(App and web page records)
*** Block opens ***
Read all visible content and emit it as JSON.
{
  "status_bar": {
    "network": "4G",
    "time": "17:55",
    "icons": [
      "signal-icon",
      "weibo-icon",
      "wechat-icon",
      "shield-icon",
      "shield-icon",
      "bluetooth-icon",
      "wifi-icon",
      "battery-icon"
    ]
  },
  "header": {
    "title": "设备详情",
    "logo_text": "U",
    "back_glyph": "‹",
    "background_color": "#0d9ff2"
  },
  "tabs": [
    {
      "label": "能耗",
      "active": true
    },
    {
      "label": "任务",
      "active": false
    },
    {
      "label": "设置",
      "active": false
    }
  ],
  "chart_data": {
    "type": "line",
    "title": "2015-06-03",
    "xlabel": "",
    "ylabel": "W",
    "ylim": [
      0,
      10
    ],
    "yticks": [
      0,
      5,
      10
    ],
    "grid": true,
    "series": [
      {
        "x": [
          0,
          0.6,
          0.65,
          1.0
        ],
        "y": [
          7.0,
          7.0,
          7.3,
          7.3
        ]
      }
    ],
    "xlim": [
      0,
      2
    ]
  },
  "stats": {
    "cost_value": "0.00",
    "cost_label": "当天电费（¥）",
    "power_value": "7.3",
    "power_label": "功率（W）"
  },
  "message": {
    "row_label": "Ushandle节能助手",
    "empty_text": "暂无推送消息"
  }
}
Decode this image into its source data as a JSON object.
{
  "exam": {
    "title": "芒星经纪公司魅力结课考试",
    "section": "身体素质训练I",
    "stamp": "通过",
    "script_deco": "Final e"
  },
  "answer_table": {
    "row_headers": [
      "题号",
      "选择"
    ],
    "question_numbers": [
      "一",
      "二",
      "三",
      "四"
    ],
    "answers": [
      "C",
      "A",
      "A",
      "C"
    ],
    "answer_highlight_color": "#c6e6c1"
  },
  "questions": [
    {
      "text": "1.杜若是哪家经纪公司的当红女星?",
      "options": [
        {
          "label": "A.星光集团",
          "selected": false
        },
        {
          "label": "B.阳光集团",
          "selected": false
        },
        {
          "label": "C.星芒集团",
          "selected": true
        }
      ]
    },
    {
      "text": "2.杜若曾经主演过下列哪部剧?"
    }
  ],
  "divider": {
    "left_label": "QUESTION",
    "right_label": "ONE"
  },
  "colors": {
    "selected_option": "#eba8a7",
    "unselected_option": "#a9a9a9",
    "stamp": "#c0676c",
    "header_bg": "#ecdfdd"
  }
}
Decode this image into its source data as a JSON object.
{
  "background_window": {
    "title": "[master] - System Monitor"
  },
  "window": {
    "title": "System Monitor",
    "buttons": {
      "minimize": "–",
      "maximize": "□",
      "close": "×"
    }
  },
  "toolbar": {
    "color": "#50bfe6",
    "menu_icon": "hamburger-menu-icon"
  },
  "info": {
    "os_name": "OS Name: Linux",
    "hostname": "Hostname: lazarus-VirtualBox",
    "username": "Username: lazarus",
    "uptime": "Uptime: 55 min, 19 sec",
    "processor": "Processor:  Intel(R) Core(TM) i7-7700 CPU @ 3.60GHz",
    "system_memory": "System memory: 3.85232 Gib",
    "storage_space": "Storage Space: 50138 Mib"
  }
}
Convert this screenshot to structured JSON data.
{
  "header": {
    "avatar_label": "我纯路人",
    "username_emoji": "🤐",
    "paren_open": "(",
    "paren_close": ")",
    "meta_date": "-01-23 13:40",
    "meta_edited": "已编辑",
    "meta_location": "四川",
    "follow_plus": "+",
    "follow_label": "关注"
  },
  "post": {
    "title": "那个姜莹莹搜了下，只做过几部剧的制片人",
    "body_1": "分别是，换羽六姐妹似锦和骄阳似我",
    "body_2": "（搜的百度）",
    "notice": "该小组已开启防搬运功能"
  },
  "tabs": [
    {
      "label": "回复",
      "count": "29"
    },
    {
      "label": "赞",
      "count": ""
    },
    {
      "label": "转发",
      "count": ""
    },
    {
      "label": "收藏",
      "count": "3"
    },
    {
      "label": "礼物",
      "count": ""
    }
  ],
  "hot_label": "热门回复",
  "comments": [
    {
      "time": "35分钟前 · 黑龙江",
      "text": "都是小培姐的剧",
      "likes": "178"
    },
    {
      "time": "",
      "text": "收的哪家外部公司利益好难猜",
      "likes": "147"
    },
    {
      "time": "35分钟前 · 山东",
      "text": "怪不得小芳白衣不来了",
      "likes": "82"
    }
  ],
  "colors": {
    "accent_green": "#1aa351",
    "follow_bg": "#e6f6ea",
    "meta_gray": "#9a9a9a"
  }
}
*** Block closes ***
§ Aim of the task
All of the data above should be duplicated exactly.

§ Expected output
Read all visible content and emit it as JSON.
{
  "status_bar": {
    "network": "4G",
    "time": "17:55",
    "icons": [
      "signal-icon",
      "weibo-icon",
      "wechat-icon",
      "shield-icon",
      "shield-icon",
      "bluetooth-icon",
      "wifi-icon",
      "battery-icon"
    ]
  },
  "header": {
    "title": "设备详情",
    "logo_text": "U",
    "back_glyph": "‹",
    "background_color": "#0d9ff2"
  },
  "tabs": [
    {
      "label": "能耗",
      "active": true
    },
    {
      "label": "任务",
      "active": false
    },
    {
      "label": "设置",
      "active": false
    }
  ],
  "chart_data": {
    "type": "line",
    "title": "2015-06-03",
    "xlabel": "",
    "ylabel": "W",
    "ylim": [
      0,
      10
    ],
    "yticks": [
      0,
      5,
      10
    ],
    "grid": true,
    "series": [
      {
        "x": [
          0,
          0.6,
          0.65,
          1.0
        ],
        "y": [
          7.0,
          7.0,
          7.3,
          7.3
        ]
      }
    ],
    "xlim": [
      0,
      2
    ]
  },
  "stats": {
    "cost_value": "0.00",
    "cost_label": "当天电费（¥）",
    "power_value": "7.3",
    "power_label": "功率（W）"
  },
  "message": {
    "row_label": "Ushandle节能助手",
    "empty_text": "暂无推送消息"
  }
}
Decode this image into its source data as a JSON object.
{
  "exam": {
    "title": "芒星经纪公司魅力结课考试",
    "section": "身体素质训练I",
    "stamp": "通过",
    "script_deco": "Final e"
  },
  "answer_table": {
    "row_headers": [
      "题号",
      "选择"
    ],
    "question_numbers": [
      "一",
      "二",
      "三",
      "四"
    ],
    "answers": [
      "C",
      "A",
      "A",
      "C"
    ],
    "answer_highlight_color": "#c6e6c1"
  },
  "questions": [
    {
      "text": "1.杜若是哪家经纪公司的当红女星?",
      "options": [
        {
          "label": "A.星光集团",
          "selected": false
        },
        {
          "label": "B.阳光集团",
          "selected": false
        },
        {
          "label": "C.星芒集团",
          "selected": true
        }
      ]
    },
    {
      "text": "2.杜若曾经主演过下列哪部剧?"
    }
  ],
  "divider": {
    "left_label": "QUESTION",
    "right_label": "ONE"
  },
  "colors": {
    "selected_option": "#eba8a7",
    "unselected_option": "#a9a9a9",
    "stamp": "#c0676c",
    "header_bg": "#ecdfdd"
  }
}
Decode this image into its source data as a JSON object.
{
  "background_window": {
    "title": "[master] - System Monitor"
  },
  "window": {
    "title": "System Monitor",
    "buttons": {
      "minimize": "–",
      "maximize": "□",
      "close": "×"
    }
  },
  "toolbar": {
    "color": "#50bfe6",
    "menu_icon": "hamburger-menu-icon"
  },
  "info": {
    "os_name": "OS Name: Linux",
    "hostname": "Hostname: lazarus-VirtualBox",
    "username": "Username: lazarus",
    "uptime": "Uptime: 55 min, 19 sec",
    "processor": "Processor:  Intel(R) Core(TM) i7-7700 CPU @ 3.60GHz",
    "system_memory": "System memory: 3.85232 Gib",
    "storage_space": "Storage Space: 50138 Mib"
  }
}
Convert this screenshot to structured JSON data.
{
  "header": {
    "avatar_label": "我纯路人",
    "username_emoji": "🤐",
    "paren_open": "(",
    "paren_close": ")",
    "meta_date": "-01-23 13:40",
    "meta_edited": "已编辑",
    "meta_location": "四川",
    "follow_plus": "+",
    "follow_label": "关注"
  },
  "post": {
    "title": "那个姜莹莹搜了下，只做过几部剧的制片人",
    "body_1": "分别是，换羽六姐妹似锦和骄阳似我",
    "body_2": "（搜的百度）",
    "notice": "该小组已开启防搬运功能"
  },
  "tabs": [
    {
      "label": "回复",
      "count": "29"
    },
    {
      "label": "赞",
      "count": ""
    },
    {
      "label": "转发",
      "count": ""
    },
    {
      "label": "收藏",
      "count": "3"
    },
    {
      "label": "礼物",
      "count": ""
    }
  ],
  "hot_label": "热门回复",
  "comments": [
    {
      "time": "35分钟前 · 黑龙江",
      "text": "都是小培姐的剧",
      "likes": "178"
    },
    {
      "time": "",
      "text": "收的哪家外部公司利益好难猜",
      "likes": "147"
    },
    {
      "time": "35分钟前 · 山东",
      "text": "怪不得小芳白衣不来了",
      "likes": "82"
    }
  ],
  "colors": {
    "accent_green": "#1aa351",
    "follow_bg": "#e6f6ea",
    "meta_gray": "#9a9a9a"
  }
}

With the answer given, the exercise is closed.